As you can see a huge difference.... But also the Heat Sink was $70 bucks and the Water Cooling setup was about $300 or more.
So in the end it depends on what you are going for and what you want to accomplish.
My take on it; water if you are anal about noise and will be sticking to a build for a long while(which can be offset with a universal block). Air if you don't want extra fuss and need to be on a budget.
that sorta sums it up.
I'm new to water cooling but i plan to upgrade come spring (Ivy Bridge) and changing the cpu block isn't an issue. Installing a cpu block can be very very simple, not half as much bother as a kilo of aluminium that blocks access to fan headers and other bits 'n' bobs.
I think air is good (if you spend enough) but water is more than cooling, it's hobbyist. Now I've delved I'll probably get more involved next time. The whole problem solving with water and loop layout for cases that aren't perfect for water loops makes it more than cooling.
You look at some of the loops guys have on TPU (and elsewhere on the web) and they are works of art.
It's like this, air is to crayon as water is to paintbrush.
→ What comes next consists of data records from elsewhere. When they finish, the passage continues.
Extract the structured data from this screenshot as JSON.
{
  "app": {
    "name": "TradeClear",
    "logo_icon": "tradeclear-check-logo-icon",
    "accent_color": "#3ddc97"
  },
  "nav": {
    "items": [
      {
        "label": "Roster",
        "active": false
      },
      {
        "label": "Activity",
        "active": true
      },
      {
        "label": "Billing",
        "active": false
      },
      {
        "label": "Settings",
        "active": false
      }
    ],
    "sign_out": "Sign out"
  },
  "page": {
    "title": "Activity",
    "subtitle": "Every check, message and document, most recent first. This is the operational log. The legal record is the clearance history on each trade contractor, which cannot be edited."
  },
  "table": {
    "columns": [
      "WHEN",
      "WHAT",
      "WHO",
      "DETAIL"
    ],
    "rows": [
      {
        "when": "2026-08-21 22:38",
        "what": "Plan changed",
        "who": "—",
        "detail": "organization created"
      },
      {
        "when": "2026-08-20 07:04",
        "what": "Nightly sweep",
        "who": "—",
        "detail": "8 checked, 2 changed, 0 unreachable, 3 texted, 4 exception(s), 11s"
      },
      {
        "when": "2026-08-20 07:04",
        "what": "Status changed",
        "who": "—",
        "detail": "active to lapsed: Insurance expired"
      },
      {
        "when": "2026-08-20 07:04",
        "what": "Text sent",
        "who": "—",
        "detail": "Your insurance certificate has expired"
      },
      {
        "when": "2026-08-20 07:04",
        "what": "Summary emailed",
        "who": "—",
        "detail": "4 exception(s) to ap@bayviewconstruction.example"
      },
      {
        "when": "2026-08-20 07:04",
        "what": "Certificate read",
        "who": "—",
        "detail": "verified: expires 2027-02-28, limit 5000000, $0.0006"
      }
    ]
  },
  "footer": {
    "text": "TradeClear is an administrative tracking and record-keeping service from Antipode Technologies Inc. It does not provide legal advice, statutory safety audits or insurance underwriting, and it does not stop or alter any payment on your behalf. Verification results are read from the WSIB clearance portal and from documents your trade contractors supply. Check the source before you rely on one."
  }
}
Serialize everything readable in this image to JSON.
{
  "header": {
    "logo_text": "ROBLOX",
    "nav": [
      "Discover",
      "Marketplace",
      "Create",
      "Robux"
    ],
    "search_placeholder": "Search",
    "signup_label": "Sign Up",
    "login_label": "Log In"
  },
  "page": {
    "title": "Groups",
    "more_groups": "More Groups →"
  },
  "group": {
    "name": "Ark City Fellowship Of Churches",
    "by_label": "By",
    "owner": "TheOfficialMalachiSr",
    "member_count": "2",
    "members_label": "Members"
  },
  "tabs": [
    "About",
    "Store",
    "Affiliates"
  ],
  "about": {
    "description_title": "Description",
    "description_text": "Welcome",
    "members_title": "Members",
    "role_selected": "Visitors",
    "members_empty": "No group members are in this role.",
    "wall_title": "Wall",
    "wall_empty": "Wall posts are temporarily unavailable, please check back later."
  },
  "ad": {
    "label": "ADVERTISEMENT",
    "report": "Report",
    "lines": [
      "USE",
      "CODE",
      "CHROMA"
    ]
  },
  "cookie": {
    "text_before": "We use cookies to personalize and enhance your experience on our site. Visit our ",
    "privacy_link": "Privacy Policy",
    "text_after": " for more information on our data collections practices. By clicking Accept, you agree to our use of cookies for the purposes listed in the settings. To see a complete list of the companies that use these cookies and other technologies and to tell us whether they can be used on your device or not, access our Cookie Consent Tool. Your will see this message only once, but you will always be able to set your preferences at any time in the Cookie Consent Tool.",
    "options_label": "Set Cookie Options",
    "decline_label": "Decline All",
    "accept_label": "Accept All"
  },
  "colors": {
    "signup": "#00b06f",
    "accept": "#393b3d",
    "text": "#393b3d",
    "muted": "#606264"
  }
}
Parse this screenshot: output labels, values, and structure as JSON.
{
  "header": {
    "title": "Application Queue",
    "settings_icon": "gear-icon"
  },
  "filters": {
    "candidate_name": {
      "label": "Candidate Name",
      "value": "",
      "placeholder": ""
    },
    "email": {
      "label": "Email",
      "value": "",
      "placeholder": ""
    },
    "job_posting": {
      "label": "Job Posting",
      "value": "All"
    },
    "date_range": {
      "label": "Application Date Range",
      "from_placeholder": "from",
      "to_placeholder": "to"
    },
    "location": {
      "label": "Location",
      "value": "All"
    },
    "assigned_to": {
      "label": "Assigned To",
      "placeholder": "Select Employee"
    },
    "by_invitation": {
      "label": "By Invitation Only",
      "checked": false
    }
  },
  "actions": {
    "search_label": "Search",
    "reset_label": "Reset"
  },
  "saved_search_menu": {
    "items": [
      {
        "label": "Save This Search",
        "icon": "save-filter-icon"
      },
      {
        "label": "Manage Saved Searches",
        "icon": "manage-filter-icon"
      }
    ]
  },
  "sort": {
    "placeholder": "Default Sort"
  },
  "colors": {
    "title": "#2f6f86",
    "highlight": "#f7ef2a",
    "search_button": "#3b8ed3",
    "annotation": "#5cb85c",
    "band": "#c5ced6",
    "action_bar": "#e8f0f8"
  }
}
And like i say - I'm a complete noob at it but irrespective of cooling -it's plain old fun!!!
ease of use __ Air
Cost of system __ Air
Lower Temperature __ Water
Separate names with a comma.